  4. Select the size you want from the available choices (generally Large, Wide, Medium, Small)
  5. Once the size is set, tap anywhere on the Start screen to exit customize mode

From the customize mode of the Start screen, you can also remove Windows Store Apps by tapping Uninstall, plus enable or disable Live tiles by tapping the live tiles option that appears on the customize bar if you've selected a live tile.

Grouping common items together

Now that OneNote has been added to the Start screen, you can do two things with its tile: Group it with PowerShell and move it to a better position on the screen. Both of these things solve the problem outlined above.

Head back to the Start screen and scroll over to OneNote. Tap and hold the OneNote tile to bring up the options bar . You should also notice that the tiles on the Start screen have headers or labels over them (more on that shortly). For now, when you see the labels appear, you'll know that the Start screen is in customization mode. You can tap, hold, and drag the OneNote tile over to another tile. If you drop OneNote on top of another tile, these will be added to a group.

You can then add a name to the group -- for example, PowerShell Learning -- to complete the example above (Figure B).  

Figure B

Figure B
Grouped tiles.

Rearranging groups

Once you've created groups for your most-used or favorite applications, wouldn’t it be great if you could move them around so that they're in a more useful order than either at the end of the screen or stuck right in the middle? Thankfully, Windows allows this, and it isn't too bad. Follow these steps:

  1. On the Start screen, pinch the screen with two fingers to see all of the groups available (Figure C)
  2. Tap and hold the group you'd like to move, and simply drag it to the new location
  3. Once the group is in its new position, tap and expand two fingers to bring things back to their normal size

Figure C

Figure C
All groups in the Start screen.

Benefits of more real estate

I know that many users have been disappointed with the Windows 8 Start experience because it isn't the Start Menu. I'm quite happy with the Start screen, especially on the Surface, because it allows near misses. Trying to tap a small menu item and get the application I want is difficult. It's better on new devices like the Surface than tablets of old, but without the stylus, it can take far too long to get what I need.

Fortunately, the Start screen helps to correct that. Tiles are (or can be) quite a bit bigger, and the Start screen doesn't fold itself back up if I miss what I was aiming at. It just sits there waiting until I get something. Sure, you can still tap the wrong application, but giving my favorite applications large tiles makes this more unlikely. 

The Surface Pro 2 is an interesting device for sure, and the out-of-the-box full touch experience will take some getting used.

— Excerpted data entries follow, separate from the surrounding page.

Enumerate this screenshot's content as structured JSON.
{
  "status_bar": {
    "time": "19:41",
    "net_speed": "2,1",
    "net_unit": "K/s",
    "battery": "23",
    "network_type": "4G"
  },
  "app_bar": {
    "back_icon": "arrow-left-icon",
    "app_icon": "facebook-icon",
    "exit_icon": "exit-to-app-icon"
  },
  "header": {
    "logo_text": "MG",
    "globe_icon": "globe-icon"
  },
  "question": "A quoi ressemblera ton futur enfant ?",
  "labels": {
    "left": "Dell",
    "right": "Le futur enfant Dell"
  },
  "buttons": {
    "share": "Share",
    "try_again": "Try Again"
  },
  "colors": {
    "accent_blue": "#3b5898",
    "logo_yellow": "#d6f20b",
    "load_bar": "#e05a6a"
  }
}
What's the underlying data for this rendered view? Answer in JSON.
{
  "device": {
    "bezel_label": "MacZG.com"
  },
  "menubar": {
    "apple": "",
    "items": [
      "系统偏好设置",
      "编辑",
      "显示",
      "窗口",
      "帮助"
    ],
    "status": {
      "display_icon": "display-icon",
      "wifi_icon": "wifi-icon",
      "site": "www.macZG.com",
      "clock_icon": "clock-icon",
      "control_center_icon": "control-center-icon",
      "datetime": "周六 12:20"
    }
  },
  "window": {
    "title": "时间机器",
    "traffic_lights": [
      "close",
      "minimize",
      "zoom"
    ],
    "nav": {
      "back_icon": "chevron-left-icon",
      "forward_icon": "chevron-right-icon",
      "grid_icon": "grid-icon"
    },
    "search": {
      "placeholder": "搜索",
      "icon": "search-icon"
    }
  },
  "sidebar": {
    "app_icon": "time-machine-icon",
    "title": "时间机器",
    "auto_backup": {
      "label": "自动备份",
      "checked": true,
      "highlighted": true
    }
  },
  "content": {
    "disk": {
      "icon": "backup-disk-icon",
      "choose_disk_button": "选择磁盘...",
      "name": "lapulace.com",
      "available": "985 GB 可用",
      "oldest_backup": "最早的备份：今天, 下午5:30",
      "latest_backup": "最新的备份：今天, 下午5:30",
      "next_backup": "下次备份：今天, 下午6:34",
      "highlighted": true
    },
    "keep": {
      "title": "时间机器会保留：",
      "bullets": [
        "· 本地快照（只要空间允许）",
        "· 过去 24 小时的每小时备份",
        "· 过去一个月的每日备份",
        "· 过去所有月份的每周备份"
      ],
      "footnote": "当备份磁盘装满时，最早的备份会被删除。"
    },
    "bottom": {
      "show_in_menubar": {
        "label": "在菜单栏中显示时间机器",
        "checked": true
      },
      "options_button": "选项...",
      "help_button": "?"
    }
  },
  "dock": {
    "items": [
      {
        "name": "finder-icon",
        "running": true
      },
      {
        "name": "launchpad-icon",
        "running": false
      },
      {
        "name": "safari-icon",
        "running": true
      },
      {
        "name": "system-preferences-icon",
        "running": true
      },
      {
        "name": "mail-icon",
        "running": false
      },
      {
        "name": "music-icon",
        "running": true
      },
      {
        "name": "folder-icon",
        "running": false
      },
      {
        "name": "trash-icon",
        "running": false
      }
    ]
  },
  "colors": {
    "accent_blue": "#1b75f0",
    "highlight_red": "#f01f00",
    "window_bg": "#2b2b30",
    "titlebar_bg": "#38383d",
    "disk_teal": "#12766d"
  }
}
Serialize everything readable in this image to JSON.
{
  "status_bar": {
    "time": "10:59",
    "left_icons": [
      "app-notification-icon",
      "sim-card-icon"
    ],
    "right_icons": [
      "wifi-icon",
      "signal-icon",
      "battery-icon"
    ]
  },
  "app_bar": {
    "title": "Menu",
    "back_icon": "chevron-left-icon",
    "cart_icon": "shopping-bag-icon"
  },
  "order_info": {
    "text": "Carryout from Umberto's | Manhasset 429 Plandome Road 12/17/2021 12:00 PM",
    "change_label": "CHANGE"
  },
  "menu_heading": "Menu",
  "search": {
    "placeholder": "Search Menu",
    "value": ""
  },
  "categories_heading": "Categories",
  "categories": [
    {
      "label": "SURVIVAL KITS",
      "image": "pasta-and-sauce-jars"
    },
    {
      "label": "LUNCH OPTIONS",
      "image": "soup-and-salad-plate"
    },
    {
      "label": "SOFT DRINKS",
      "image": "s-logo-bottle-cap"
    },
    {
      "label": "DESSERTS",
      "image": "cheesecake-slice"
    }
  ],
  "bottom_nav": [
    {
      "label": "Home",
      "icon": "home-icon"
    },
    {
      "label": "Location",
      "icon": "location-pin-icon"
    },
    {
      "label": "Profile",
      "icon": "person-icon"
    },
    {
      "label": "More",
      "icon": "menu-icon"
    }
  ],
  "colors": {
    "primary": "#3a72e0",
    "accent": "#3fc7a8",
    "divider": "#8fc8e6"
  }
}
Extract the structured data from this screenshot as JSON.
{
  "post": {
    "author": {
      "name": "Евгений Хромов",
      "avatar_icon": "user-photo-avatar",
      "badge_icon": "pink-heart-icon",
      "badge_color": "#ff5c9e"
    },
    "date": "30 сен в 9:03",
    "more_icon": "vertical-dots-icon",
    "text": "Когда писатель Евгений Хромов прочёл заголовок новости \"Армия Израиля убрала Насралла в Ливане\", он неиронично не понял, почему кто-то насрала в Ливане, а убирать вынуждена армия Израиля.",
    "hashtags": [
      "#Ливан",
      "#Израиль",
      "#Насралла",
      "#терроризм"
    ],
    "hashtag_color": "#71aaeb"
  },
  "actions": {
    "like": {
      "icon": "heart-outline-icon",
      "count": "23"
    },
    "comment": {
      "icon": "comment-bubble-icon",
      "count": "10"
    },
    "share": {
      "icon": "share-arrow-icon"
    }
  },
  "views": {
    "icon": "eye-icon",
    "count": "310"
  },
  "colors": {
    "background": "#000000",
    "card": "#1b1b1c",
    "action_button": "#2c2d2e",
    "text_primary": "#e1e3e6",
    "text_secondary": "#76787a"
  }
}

After all, let's face it, Windows on a touch screen will be new for many people, and Microsoft's previous attempts at accomplishing "touch" were not as glamorous as Windows 8/8.1.

Do you have additional tips and tricks for working with Microsoft Surface? Share your experience in the discussion thread below.


About

Derek Schauland has been tinkering with Windows systems since 1997. He has supported Windows NT 4, worked phone support for an ISP, and is currently the IT Manager for a manufacturing company in Wisconsin.

1 comments
sparent
sparent

I'm not sure what the Surface Pro 2 has to do with this article. This is about Windows 8.1.